Its cuts to environmental protections would damage the air and water resources that businesses depend on to operate successfully. Moreover, U.S. innovations to protect the environment will fall behind innovations in countries that invest in low-carbon technologies.

The proposed tax cuts for our top earners will do little to boost the economy, because wealthy taxpayers spend less of their income on consumption. To strengthen the economy, taxes should be cut for ordinary Americans, who spend most of their income on consumption.

As long as the budget follows the president’s proposal, the economy will be made less sustainable, not more. Healthcare costs will increase, climate-change damage will accelerate, and the wealth gap between the rich and the rest of us will worsen.



The sustainable benefits of proposed tax-law changes look modest at best.

The president and House Republicans are divided on what they want to do about taxes. The president wants large tax cut taxes to spur economic growth. House Speaker Ryan wants to overhaul the corporate tax code, by making basic and permanent changes.

Both the president and Ryan propose tax cuts for U.S. multinationals, arguing that U.S. taxes are too high for them to compete overseas. Both would cut taxes that favor the rich. Among other things, the president would repeal the estate tax, which impacts just 0.2 percent of Americans who die, according to Congress’s Joint Committee on Taxation.

Tax cuts for the wealthy do relatively little to boost the economy, because wealthy people spend a small percentage of their income on the consumption that drives the economy. By contrast, cutting taxes for ordinary Americans (who spend a lot on consumption) will boost the economy.
As for reforming business taxes, Ryan’s proposal would replace our corporate income tax with a system that taxes corporate income where a product is sold rather than where its made or where the maker is headquartered.

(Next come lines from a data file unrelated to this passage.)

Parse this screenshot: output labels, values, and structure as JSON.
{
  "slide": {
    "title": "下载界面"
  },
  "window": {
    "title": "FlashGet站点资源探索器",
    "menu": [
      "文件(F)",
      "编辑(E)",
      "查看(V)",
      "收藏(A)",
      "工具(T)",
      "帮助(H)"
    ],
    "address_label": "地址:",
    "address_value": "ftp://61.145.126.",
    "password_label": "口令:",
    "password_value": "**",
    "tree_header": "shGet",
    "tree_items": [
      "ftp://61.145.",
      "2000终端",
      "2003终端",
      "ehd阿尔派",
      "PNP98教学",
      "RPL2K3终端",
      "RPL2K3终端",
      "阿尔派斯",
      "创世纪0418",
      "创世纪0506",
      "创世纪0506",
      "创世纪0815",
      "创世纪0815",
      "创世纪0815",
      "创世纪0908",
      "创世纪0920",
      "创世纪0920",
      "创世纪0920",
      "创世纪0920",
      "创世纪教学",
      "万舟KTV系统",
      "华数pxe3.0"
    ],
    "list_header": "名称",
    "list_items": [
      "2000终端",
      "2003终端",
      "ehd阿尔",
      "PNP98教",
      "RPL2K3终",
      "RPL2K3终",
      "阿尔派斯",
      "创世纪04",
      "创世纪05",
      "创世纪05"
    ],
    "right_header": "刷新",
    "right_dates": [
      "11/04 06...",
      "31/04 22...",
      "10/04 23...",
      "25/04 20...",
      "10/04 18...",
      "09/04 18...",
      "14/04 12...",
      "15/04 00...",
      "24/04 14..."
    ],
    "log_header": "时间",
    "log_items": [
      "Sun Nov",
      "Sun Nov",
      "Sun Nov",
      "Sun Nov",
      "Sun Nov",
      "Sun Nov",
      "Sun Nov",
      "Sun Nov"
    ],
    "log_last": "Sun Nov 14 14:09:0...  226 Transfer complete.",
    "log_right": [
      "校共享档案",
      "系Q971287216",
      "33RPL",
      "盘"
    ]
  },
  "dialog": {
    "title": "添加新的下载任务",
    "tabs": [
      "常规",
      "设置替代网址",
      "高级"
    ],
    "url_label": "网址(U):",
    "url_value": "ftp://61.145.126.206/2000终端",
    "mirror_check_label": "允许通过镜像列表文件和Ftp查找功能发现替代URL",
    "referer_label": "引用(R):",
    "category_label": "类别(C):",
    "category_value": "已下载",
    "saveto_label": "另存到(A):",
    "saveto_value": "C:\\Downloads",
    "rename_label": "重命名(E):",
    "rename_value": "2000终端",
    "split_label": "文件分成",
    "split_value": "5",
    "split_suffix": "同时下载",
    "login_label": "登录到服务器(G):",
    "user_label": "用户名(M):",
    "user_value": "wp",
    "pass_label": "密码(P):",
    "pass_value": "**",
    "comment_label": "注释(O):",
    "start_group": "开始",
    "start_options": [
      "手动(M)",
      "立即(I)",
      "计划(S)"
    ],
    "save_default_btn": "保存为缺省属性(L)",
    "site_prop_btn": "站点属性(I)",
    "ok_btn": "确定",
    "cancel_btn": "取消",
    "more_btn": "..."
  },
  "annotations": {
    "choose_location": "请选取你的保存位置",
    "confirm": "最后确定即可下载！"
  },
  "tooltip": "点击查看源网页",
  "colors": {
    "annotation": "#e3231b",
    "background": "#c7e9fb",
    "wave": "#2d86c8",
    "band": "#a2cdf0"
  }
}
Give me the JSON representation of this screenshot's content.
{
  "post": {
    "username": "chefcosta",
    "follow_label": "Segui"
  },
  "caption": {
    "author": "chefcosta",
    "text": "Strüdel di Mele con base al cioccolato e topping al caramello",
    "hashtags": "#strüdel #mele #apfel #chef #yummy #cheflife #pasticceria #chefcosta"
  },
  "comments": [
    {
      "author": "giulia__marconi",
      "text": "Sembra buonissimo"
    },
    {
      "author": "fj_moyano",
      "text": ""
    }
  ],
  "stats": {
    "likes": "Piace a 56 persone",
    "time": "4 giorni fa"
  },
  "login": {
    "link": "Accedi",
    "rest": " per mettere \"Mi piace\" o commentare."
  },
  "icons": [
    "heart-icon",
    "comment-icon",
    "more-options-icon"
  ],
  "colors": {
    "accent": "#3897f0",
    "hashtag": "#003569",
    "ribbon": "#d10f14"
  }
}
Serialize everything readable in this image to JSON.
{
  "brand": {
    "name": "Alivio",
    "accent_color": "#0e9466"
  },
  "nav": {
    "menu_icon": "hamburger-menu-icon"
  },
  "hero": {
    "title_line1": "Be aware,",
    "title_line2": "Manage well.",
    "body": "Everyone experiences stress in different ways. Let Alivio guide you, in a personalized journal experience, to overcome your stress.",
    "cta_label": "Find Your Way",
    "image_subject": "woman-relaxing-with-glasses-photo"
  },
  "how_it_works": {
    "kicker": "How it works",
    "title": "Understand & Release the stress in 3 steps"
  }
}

Ryan’s plan has run into intense resistance because it includes a border adjustment tax. This would exempt U.S. exports from income tax, and end the deductibility of import costs.
Naturally, big exporters support the plan, while retailers and others that rely on imports oppose it. They point out that a border-adjustment tax will eat into their profits; force consumers to pay more for imports; and create a tax windfall for big exporters.

The opponents are right on both counts. U.S. consumers would pay more, and exporters would get a windfall. Neither of these will make the economy more sustainable.

John O’Neill is ASBC’s Senior Policy Analyst.